═════ Data provided

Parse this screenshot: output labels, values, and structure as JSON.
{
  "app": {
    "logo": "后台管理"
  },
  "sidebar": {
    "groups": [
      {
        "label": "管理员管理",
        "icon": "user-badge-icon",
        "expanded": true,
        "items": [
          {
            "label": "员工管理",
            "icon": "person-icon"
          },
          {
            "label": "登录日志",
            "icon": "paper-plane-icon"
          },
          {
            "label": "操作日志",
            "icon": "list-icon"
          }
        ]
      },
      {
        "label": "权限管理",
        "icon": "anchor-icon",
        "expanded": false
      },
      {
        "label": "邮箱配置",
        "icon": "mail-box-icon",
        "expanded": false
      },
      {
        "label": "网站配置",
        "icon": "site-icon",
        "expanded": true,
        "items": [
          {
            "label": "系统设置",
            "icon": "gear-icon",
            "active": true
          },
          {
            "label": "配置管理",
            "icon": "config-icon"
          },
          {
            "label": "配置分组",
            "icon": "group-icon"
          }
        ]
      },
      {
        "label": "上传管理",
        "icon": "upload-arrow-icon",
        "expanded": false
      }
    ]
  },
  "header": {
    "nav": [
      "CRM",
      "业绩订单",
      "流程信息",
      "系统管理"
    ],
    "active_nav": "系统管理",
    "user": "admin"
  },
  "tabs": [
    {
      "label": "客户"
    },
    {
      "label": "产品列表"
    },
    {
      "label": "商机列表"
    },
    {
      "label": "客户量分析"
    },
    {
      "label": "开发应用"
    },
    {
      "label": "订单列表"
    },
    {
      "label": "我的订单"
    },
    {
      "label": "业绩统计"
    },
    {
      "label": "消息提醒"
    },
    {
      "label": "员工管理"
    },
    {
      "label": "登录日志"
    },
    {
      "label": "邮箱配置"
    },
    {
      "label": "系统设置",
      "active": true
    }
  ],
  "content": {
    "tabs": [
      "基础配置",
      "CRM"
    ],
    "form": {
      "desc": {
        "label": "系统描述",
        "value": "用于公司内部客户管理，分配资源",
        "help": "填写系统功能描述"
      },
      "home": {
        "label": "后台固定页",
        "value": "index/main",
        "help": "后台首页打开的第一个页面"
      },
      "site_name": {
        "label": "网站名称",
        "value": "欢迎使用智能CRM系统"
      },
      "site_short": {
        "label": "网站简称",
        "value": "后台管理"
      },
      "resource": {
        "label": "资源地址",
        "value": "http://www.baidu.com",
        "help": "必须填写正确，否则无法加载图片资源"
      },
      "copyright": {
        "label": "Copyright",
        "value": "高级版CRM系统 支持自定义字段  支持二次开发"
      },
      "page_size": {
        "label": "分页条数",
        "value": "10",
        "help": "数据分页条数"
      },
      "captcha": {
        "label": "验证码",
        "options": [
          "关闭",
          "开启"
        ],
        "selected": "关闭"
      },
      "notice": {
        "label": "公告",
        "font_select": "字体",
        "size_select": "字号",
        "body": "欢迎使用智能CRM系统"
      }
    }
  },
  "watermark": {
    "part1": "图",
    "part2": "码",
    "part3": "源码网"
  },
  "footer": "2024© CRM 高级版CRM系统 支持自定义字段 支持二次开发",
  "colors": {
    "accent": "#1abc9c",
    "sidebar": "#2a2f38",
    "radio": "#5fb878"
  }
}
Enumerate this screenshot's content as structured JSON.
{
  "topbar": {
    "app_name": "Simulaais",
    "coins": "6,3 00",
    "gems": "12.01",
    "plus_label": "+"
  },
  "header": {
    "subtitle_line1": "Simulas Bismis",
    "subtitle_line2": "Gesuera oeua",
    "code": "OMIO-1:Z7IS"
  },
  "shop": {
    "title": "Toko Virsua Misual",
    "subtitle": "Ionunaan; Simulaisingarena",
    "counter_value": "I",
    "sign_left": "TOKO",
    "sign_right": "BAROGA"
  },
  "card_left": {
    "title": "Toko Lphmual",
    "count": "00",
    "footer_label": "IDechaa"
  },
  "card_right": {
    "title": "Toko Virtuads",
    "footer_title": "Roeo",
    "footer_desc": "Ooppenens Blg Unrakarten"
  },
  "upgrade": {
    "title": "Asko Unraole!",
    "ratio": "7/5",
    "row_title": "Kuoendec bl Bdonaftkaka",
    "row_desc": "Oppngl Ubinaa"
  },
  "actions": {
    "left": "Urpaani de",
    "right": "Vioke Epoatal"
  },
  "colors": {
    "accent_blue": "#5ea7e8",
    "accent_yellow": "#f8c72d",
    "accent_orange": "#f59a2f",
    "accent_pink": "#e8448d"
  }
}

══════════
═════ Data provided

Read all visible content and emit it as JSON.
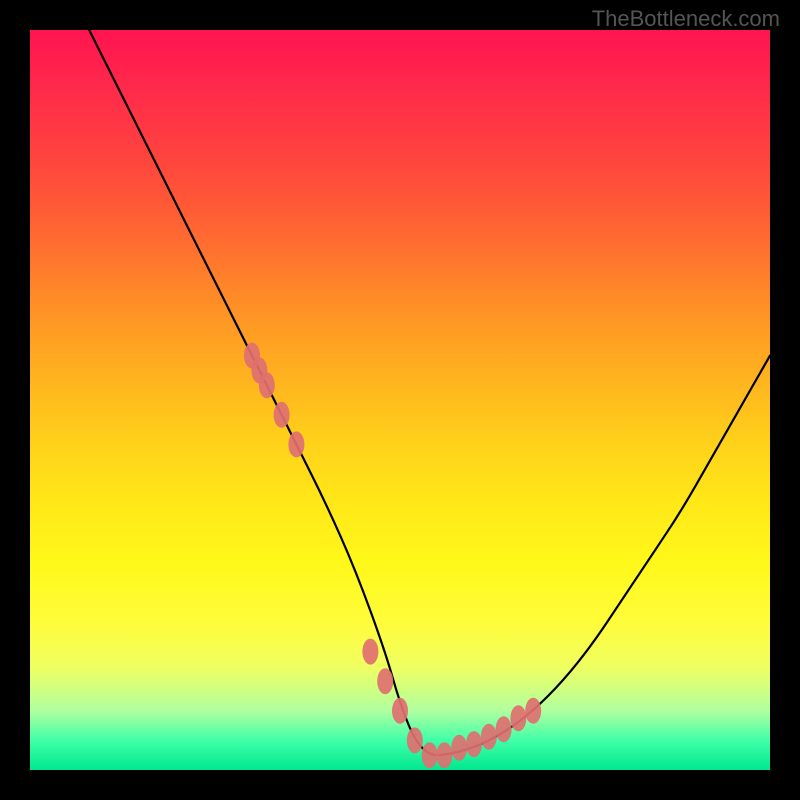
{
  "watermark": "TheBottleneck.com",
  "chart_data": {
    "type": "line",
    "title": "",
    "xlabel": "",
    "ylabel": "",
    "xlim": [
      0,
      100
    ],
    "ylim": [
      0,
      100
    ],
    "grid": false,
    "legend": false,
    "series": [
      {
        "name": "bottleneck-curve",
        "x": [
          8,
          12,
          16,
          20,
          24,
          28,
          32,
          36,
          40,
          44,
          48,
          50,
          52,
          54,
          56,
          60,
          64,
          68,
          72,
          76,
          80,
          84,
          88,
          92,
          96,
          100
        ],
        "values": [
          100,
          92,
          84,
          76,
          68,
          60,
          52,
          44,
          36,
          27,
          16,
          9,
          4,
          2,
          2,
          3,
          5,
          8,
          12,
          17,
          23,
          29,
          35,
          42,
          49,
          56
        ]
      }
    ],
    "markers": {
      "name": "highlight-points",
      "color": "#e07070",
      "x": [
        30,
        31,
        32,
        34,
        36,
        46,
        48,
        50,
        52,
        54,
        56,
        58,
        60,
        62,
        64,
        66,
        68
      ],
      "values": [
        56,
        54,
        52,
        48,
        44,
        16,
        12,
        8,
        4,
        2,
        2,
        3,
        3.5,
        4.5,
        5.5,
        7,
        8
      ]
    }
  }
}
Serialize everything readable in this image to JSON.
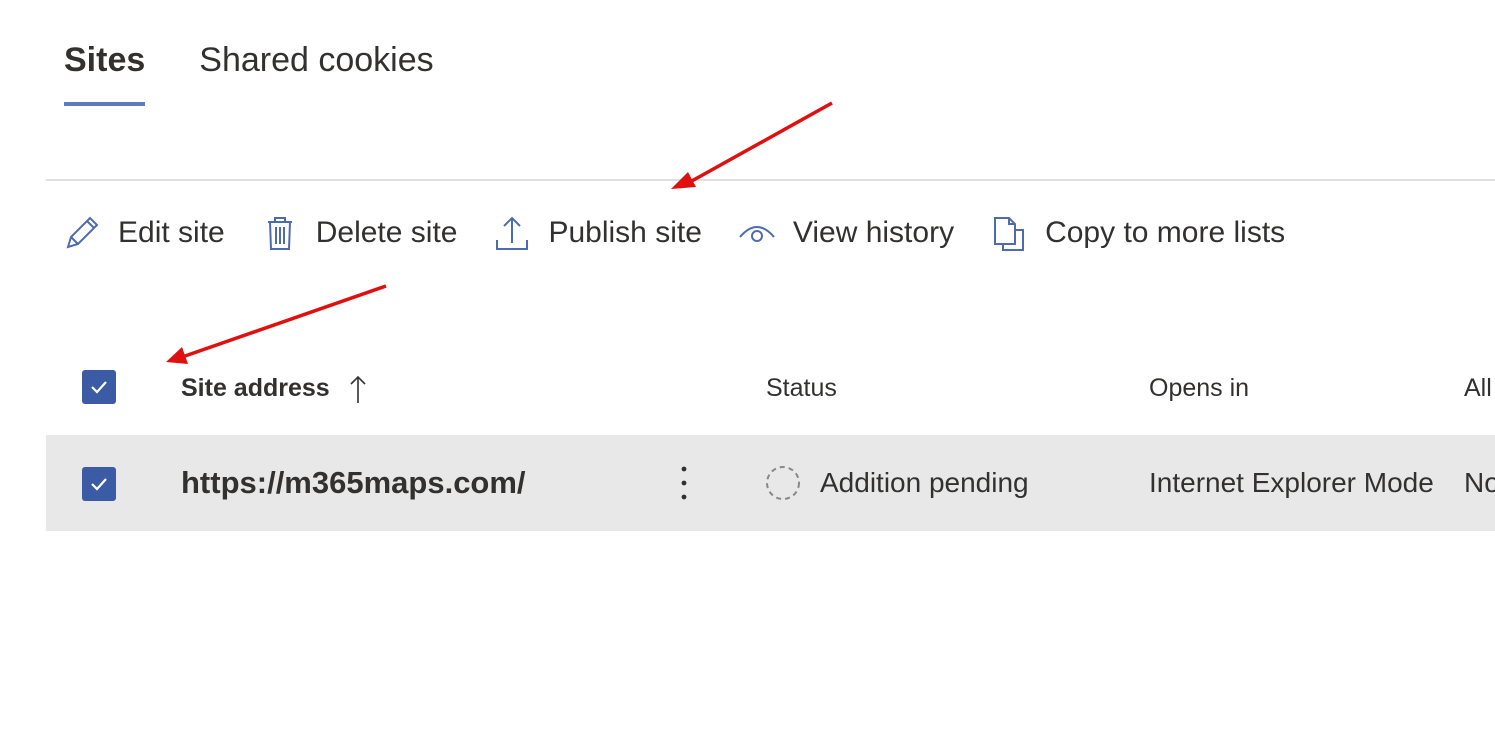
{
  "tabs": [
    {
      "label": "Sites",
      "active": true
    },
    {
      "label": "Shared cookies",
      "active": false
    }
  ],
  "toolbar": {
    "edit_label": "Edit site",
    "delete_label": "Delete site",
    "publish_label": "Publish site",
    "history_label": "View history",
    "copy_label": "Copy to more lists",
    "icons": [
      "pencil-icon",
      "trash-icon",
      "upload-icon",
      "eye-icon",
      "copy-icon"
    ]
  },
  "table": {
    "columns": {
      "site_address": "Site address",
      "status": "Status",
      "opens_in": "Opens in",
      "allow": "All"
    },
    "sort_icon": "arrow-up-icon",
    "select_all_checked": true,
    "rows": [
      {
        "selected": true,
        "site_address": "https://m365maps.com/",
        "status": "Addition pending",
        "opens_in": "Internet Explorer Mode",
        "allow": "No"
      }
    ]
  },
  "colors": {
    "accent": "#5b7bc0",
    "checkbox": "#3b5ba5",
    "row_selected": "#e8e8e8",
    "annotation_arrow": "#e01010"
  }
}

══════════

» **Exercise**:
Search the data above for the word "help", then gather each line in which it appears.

» **Answer box**:
        "help": "填写系统功能描述"
        "help": "后台首页打开的第一个页面"
        "help": "必须填写正确，否则无法加载图片资源"
        "help": "数据分页条数"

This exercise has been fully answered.